When I read this, I can’t help but wonder what Colfax means by “prioritized population.” Has San Francisco finally decided to address its well-known “homelessness issue?” Or is it more concerned that homeless people might contribute to the spread of the disease?

In a frenzy to de-densify homeless shelters, the city discussed multiple options. Leasing hotel rooms and filling convention centers with new beds were both floated as suggestions, but little action has actually been taken.

On April 6, two homeless people tested positive for the coronavirus. Five days later, there were 70 new cases in the city’s largest homeless shelter.

To further de-densify, the city talked about moving the homeless into city parks and monuments like the Palace of Fine Arts in the Marina District.

It’s weird to think about the Marina District now; most of my friends from high school who lived in the neighborhood have since moved away. They’ve been replaced by wealthy tech guys fresh out of business school. The Marina has become known as the frattiest and whitest part of the city.

The Palace of Fine Arts is the pride of the Marina, a monumental parody of a roman bath. When the city suggested repurposing The Palace as a refuge for the homeless, residents of the Marina were enraged. “No one wants this shelter in their neighborhood,” one resident commented in an online forum.

Is this really the San Francisco I fell in love with growing up?

With all of the news surrounding COVID-19, I hardly realized that some residents were actively opposing the temporary housing of the homeless and fuming because the shelter might encroach on their Starbucks Reserve and beloved upscale deli market. Wasn’t everyone supposed to stay inside anyway?

The city eventually dissolved the option to use The Palace.

Now, the government is racing to lease hotel rooms to isolate individuals at risk. In a city-wide press conference, Trent Rhorer, the executive director of the San Francisco Human Services Agency, claimed that the Mayor’s Office reached out to hotel owners throughout the city in hopes of securing rooms for the homeless; more than 45 hotels agreed to provide upwards of 10,000 rooms.

But I wonder how many people have actually moved.

The construction of new buildings like the Salesforce Tower, thought of by many as a symbol of the rapid changes the city has undergone in recent years, has obscured the reality of the nearly 17 percent spike in homelessness between 2017 and 2019 alone. The city’s historic skyline changes, and we make empty comments expressing concern for its homeless population. It’s ironic that only now that we are instructed to stay inside are we actually witnessing the reality of the San Francisco homelessness epidemic.

I can’t help but think about the future: What will become of the 7,000 hotel rooms currently occupied by individuals who won’t be able to afford their rent once the virus is contained?
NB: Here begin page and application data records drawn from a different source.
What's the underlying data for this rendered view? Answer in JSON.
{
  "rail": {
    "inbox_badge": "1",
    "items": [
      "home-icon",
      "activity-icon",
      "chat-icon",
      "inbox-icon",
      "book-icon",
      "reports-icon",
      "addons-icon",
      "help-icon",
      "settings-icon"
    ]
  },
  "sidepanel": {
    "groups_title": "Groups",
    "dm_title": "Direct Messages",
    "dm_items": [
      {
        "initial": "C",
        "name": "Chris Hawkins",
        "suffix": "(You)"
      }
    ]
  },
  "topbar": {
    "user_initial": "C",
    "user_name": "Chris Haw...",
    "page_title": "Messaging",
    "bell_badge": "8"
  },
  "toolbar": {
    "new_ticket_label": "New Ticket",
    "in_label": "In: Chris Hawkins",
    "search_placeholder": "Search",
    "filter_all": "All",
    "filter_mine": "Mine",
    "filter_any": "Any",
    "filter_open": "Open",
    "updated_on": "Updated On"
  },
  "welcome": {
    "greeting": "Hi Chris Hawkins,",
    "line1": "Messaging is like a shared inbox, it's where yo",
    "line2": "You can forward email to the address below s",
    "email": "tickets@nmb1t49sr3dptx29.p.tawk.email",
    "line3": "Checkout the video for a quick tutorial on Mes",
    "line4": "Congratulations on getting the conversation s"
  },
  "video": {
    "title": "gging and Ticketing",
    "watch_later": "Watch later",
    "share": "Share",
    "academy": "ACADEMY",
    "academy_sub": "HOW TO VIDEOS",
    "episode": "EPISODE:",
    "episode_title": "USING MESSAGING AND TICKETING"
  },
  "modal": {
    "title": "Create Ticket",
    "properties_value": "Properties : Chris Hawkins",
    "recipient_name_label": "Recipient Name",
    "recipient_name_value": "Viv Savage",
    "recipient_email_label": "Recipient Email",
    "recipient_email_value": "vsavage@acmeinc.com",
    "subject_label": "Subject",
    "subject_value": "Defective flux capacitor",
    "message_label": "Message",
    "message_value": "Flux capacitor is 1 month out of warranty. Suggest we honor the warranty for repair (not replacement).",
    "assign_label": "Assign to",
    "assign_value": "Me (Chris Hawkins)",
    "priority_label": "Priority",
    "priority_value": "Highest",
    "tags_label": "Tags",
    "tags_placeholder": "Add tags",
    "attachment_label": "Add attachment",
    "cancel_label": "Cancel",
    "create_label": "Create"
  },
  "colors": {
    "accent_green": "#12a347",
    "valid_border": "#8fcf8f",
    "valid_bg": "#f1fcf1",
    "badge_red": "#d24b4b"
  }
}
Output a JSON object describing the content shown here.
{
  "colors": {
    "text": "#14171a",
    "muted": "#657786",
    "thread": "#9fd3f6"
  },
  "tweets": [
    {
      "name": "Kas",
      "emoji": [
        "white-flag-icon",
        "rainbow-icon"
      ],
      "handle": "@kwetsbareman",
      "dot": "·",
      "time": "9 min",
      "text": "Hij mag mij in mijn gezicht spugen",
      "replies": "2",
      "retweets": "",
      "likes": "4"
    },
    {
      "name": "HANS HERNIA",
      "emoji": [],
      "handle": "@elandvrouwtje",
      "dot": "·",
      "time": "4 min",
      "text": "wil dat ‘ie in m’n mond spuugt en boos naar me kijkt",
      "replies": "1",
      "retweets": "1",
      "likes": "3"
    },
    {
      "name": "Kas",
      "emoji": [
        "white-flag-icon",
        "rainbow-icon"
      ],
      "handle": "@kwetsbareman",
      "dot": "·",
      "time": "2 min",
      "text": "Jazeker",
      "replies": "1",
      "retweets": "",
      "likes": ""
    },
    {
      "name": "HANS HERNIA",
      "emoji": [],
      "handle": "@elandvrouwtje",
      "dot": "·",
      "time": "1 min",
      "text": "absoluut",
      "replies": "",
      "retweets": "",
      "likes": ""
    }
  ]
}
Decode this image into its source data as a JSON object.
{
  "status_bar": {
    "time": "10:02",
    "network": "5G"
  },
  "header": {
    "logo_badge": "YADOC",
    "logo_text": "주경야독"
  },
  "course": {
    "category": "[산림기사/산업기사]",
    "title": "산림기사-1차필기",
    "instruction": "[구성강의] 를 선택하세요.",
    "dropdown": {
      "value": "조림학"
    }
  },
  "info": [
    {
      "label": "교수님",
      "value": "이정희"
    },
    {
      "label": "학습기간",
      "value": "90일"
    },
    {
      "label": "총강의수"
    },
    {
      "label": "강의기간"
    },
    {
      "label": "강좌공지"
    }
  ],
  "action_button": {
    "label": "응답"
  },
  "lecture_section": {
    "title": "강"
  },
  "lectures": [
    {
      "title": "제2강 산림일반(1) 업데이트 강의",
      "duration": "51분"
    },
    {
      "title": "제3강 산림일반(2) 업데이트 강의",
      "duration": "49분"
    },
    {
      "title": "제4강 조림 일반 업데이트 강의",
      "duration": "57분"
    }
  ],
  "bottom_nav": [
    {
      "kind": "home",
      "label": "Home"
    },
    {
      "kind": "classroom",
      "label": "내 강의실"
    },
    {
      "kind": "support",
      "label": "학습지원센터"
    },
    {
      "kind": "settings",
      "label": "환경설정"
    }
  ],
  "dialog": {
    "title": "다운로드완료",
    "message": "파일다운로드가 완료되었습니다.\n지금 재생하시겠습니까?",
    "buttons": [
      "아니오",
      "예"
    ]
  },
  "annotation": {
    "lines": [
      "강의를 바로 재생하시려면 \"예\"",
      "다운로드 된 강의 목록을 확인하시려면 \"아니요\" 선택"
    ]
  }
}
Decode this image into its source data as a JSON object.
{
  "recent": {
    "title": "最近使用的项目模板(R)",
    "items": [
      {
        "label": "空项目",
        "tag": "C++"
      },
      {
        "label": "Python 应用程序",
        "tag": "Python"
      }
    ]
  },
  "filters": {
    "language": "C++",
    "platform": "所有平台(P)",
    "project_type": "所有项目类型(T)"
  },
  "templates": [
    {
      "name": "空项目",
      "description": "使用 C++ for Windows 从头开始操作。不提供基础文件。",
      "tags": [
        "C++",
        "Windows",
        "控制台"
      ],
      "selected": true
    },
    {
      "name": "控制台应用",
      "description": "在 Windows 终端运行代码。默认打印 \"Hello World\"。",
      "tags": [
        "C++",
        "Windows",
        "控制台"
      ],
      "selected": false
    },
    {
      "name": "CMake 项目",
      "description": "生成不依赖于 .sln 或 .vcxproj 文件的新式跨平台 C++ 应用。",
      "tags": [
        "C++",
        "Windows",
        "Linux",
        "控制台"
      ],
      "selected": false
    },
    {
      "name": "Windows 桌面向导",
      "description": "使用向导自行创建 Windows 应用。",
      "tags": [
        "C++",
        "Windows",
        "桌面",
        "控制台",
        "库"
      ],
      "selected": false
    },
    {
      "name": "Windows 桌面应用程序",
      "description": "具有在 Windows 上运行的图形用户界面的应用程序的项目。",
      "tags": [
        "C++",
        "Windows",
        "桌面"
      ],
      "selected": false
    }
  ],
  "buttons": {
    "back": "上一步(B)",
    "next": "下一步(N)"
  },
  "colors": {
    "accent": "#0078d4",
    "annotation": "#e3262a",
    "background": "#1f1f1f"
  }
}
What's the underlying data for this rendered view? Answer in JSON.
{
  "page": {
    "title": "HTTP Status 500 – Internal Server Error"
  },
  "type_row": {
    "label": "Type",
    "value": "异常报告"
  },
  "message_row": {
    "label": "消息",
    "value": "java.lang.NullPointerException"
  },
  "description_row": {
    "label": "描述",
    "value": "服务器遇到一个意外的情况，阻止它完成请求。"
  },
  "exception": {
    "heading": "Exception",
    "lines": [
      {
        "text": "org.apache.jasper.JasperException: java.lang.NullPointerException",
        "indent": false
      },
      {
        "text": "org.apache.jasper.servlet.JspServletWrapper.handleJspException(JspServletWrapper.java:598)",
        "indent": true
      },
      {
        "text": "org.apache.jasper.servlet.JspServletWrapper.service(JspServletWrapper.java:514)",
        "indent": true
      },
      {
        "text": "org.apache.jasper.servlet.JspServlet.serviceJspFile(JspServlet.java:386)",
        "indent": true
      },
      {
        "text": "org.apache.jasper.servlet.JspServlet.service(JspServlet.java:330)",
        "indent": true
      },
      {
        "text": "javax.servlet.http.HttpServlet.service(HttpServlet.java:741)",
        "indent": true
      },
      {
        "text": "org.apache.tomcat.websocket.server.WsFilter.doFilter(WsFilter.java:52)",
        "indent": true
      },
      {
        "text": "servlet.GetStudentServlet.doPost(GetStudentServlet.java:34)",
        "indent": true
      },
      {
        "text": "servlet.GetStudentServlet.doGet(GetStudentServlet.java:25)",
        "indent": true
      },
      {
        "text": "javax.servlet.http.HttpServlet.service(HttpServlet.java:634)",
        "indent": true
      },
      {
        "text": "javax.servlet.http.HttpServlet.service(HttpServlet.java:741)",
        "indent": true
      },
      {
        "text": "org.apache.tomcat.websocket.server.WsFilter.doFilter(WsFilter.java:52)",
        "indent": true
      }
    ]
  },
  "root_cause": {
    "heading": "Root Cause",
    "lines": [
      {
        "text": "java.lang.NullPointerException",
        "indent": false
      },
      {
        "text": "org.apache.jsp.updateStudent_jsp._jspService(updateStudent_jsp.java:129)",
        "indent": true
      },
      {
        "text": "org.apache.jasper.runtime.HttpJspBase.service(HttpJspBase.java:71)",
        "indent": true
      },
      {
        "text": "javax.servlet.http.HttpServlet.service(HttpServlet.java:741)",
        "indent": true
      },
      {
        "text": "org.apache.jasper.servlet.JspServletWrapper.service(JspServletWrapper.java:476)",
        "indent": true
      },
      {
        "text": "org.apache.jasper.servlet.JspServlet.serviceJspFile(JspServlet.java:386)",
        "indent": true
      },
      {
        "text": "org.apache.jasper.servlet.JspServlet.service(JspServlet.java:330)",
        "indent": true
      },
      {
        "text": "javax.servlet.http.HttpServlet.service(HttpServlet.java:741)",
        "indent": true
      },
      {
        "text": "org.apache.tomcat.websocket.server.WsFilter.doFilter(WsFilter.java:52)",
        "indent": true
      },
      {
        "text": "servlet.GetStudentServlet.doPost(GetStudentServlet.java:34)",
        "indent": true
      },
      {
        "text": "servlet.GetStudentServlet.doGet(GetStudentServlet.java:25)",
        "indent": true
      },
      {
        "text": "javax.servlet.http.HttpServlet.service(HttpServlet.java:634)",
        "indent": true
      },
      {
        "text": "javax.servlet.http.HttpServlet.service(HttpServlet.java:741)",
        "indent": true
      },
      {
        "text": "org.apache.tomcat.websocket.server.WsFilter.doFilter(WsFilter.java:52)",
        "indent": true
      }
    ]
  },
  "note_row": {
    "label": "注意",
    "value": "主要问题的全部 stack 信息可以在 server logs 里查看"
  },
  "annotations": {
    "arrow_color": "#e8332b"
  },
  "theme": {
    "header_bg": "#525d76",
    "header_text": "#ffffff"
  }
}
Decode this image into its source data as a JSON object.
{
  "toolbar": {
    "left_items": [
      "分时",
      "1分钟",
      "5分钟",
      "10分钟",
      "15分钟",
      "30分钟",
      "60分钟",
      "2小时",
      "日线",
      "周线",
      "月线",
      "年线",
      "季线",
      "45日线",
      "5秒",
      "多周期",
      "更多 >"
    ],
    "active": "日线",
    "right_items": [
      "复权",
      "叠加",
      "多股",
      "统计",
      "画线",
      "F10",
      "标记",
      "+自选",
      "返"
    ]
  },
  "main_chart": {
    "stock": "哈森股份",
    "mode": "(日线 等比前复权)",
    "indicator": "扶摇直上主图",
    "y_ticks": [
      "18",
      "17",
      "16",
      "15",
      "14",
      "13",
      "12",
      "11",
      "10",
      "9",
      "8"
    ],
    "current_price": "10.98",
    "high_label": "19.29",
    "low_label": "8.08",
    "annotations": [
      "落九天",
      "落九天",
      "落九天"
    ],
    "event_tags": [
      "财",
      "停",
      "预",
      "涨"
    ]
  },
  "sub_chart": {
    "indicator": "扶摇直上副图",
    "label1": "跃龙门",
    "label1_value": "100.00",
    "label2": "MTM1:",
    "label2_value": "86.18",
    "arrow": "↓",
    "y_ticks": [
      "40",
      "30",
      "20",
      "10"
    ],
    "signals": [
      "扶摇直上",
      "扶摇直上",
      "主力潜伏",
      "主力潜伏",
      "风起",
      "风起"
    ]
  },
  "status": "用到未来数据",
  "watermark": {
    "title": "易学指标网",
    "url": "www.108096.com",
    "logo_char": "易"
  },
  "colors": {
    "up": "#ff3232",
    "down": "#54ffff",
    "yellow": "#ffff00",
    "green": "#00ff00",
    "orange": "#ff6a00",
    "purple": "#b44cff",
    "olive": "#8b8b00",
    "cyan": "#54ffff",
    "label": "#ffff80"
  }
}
And when I look out of the back window of the 24 Divisadero six months from now, what will I see?

— Staff writer Lily J. Cunningham can be reached at